* _Exercise_:
Go through the data line by line and count the lines that hold "Fabrikam". Reply with the total only.

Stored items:
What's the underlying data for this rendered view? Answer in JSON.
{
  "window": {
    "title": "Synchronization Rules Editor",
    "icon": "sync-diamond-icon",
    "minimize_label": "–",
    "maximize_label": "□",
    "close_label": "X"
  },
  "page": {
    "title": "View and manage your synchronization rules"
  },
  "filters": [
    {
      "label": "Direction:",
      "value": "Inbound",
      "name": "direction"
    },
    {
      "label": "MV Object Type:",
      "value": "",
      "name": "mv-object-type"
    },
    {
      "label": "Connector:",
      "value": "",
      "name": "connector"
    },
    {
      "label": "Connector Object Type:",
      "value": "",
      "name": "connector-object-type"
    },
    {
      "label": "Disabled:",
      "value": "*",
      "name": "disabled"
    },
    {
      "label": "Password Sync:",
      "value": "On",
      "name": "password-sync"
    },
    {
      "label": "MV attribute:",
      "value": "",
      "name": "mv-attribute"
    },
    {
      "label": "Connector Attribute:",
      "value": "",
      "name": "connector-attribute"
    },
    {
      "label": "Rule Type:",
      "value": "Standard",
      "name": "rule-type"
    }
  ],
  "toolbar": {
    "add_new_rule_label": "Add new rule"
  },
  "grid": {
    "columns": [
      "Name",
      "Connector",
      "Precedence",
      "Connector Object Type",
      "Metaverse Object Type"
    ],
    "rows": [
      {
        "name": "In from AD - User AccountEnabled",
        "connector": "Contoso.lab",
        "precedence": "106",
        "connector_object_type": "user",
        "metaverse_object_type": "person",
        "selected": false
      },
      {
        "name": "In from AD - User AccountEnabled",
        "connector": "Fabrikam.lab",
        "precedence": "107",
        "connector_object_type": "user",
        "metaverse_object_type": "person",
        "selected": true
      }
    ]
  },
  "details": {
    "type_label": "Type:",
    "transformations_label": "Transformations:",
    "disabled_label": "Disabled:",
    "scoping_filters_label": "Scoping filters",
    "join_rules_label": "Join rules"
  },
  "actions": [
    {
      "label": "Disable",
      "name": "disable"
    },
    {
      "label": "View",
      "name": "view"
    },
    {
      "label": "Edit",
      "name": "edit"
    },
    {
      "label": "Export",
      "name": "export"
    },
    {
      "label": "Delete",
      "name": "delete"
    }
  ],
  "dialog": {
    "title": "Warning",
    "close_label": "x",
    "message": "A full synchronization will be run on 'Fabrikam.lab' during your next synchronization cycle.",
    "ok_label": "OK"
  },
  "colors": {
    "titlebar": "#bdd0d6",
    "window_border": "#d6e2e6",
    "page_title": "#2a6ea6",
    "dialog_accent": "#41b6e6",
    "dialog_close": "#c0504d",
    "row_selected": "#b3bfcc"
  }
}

* _Output below_:
2